The music is wholly original and it's not a traditional folk album as they have come to be known. As for the songwriting, "Most of the lyrics were fragmented and there was no record of the music," said Bielanko. "We realized it was possible to co-write new songs with the ghosts of Pennsylvania. We could create an era blurring patchwork of re-imagined, re-invented, mountain music from folk songs that could have been lost for good."
The album was recorded in an old de-sanctified church now called St. Luke's Cultural Center in Millheim, PA where Bielanko and Smith put together an analog recording studio. The band recorded in the loose and joyous ramshackle spirit of Rock n Roll, and very much in the now. As the recording sessions commenced, it was decided to leave the church doors permanently open. In came a steady stream of curious neighbors, music fans, folks with big jugs of beer, oil painters and photographers, followed by a long line of tuba players, whistlers, tap dancers, etc. All were welcome.
While Bielanko and Smith wrote much of the album, it was 8-year-old Gus Tritsch who invented "Harry Bell." "He instinctually knew that this song could only work in the old "major chord/minor theme" tradition...somehow Gus knows a lot of stuff that takes other people lifetimes to figure out," says Bielanko. "He stepped up to the microphone with his banjo and simply laid it down. One take."
Although the album will be released in all formats, it was always intended to be a mono 12 inch vinyl LP. The band recently released a 7 inch vinyl single from the album called "Ten Cents at the Gate" that features a local Barbershop Quartet, 14 players, and about 100 people singing the chorus in the church. "After Dave taught everyone the chorus, I told them we'd rehearse it once but I actually ran back into the control room and hit the record button and got the take. I knew they were ready, that the moment had come," said Smith.

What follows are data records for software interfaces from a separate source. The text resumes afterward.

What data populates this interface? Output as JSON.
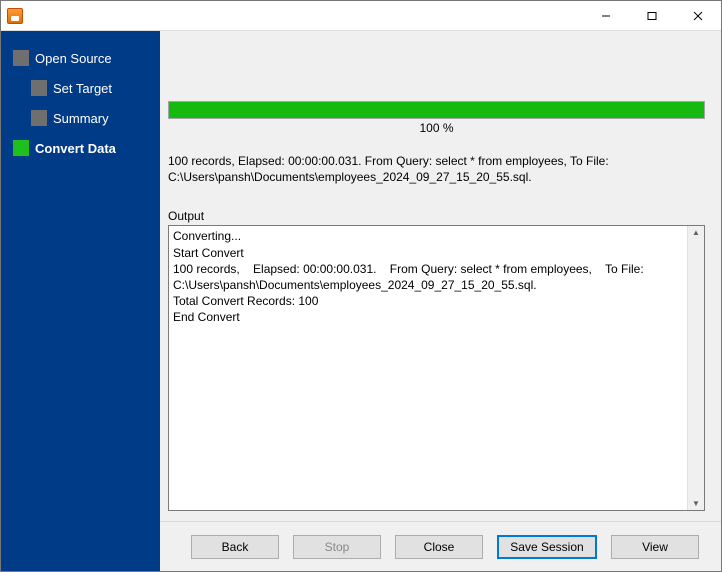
{
  "titlebar": {
    "title": ""
  },
  "sidebar": {
    "items": [
      {
        "label": "Open Source",
        "level": 0,
        "active": false
      },
      {
        "label": "Set Target",
        "level": 1,
        "active": false
      },
      {
        "label": "Summary",
        "level": 1,
        "active": false
      },
      {
        "label": "Convert Data",
        "level": 0,
        "active": true
      }
    ]
  },
  "progress": {
    "percent_text": "100 %"
  },
  "summary_text": "100 records,    Elapsed: 00:00:00.031.    From Query: select * from employees,    To File: C:\\Users\\pansh\\Documents\\employees_2024_09_27_15_20_55.sql.",
  "output": {
    "label": "Output",
    "text": "Converting...\nStart Convert\n100 records,    Elapsed: 00:00:00.031.    From Query: select * from employees,    To File: C:\\Users\\pansh\\Documents\\employees_2024_09_27_15_20_55.sql.\nTotal Convert Records: 100\nEnd Convert"
  },
  "buttons": {
    "back": "Back",
    "stop": "Stop",
    "close": "Close",
    "save_session": "Save Session",
    "view": "View"
  }
}
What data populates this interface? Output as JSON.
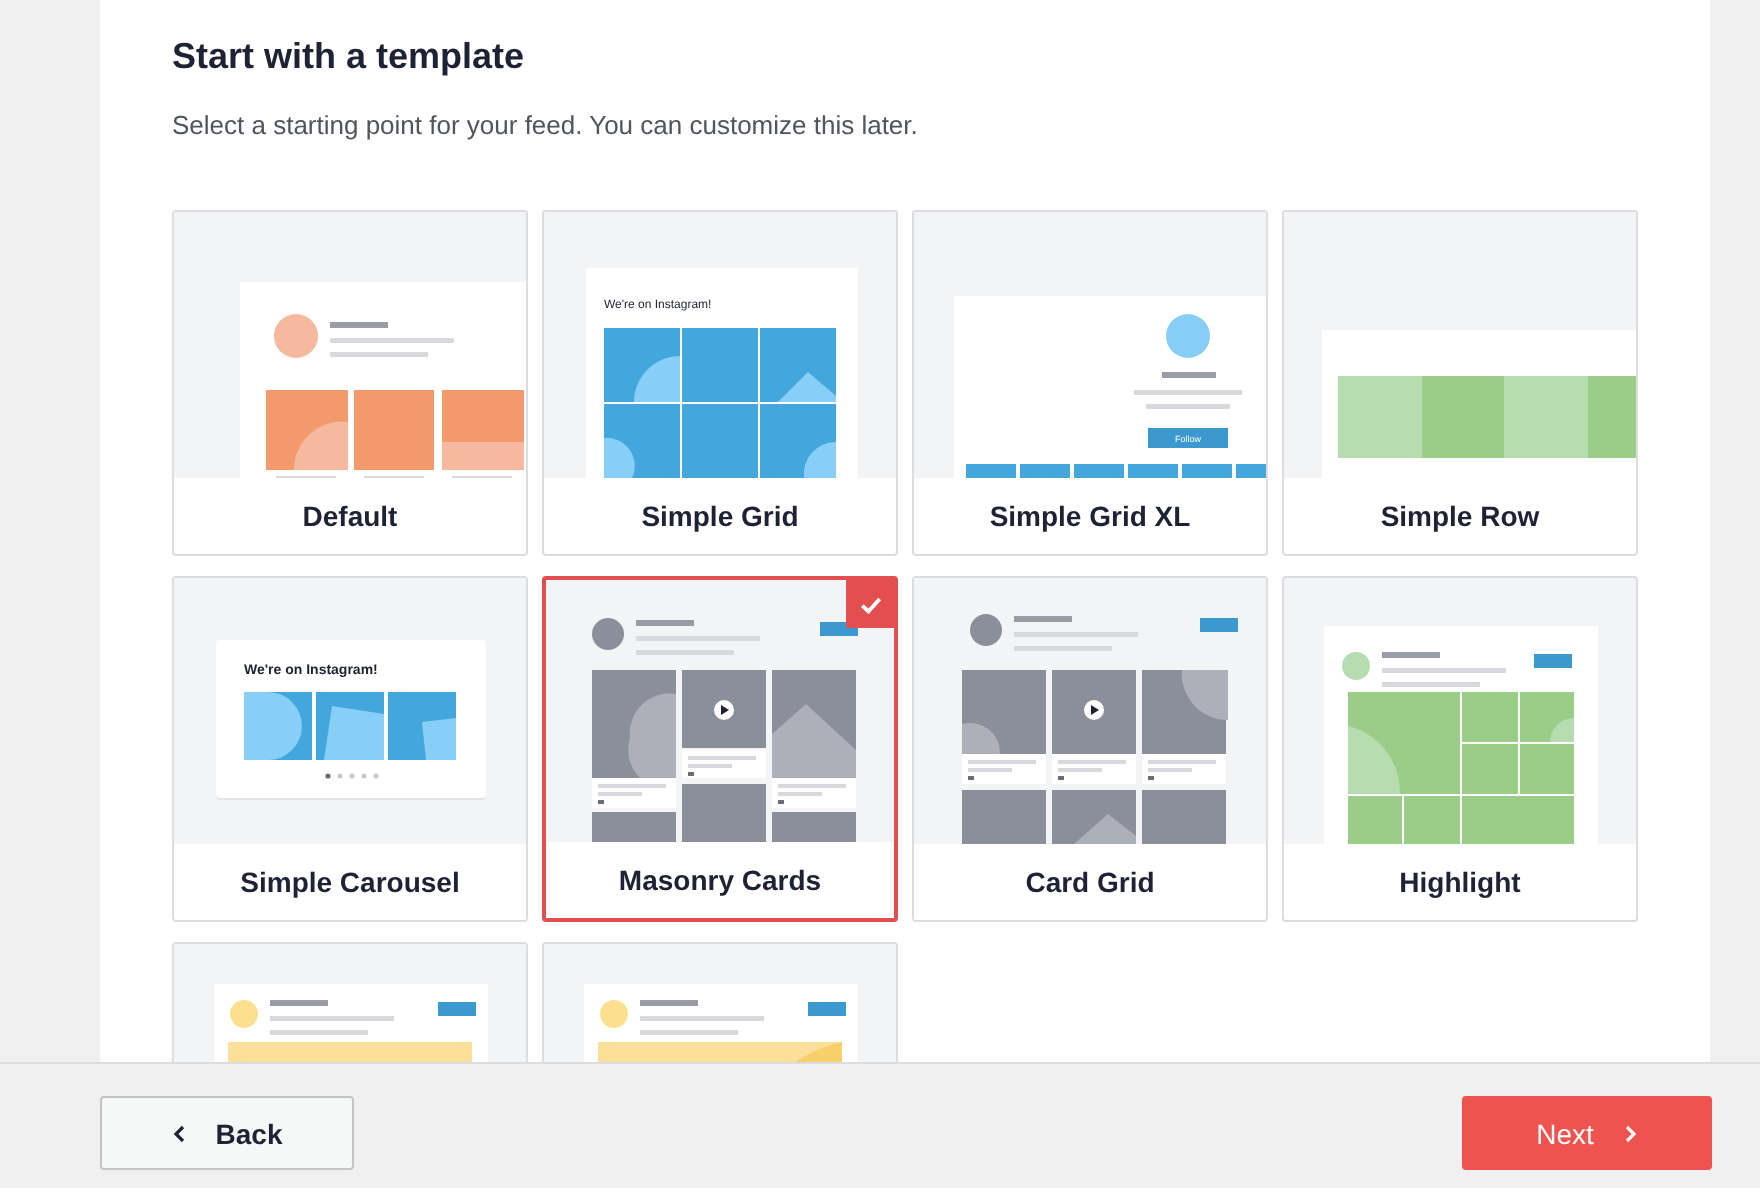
{
  "heading": "Start with a template",
  "subtitle": "Select a starting point for your feed. You can customize this later.",
  "templates": [
    {
      "label": "Default",
      "kind": "profile",
      "selected": false
    },
    {
      "label": "Simple Grid",
      "kind": "grid",
      "selected": false,
      "heading": "We're on Instagram!"
    },
    {
      "label": "Simple Grid XL",
      "kind": "gridxl",
      "selected": false,
      "button_text": "Follow"
    },
    {
      "label": "Simple Row",
      "kind": "row",
      "selected": false
    },
    {
      "label": "Simple Carousel",
      "kind": "carousel",
      "selected": false,
      "heading": "We're on Instagram!"
    },
    {
      "label": "Masonry Cards",
      "kind": "masonry",
      "selected": true
    },
    {
      "label": "Card Grid",
      "kind": "cards",
      "selected": false
    },
    {
      "label": "Highlight",
      "kind": "highlight",
      "selected": false
    },
    {
      "kind": "banner",
      "selected": false
    },
    {
      "kind": "bannershape",
      "selected": false
    }
  ],
  "footer": {
    "back": "Back",
    "next": "Next"
  }
}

"Make no mistake about it, these are raw and unprocessed recordings by today's standards, and that was the whole idea. Here we play together and all at once, one mic bleeding into the next, right down the line. We are proud to say that the songs have managed to retain an element of guts and soul that are becoming non-existent in today's world of digital manipulation and mistake correction. Mountain Minstrelsy utilizes none of those tools/tricks and rather was made on a Studer 8 Track tape machine and mastered directly to a vinyl lathe. Beyond that we approached this as if we were making any other rock and roll album," said Bielanko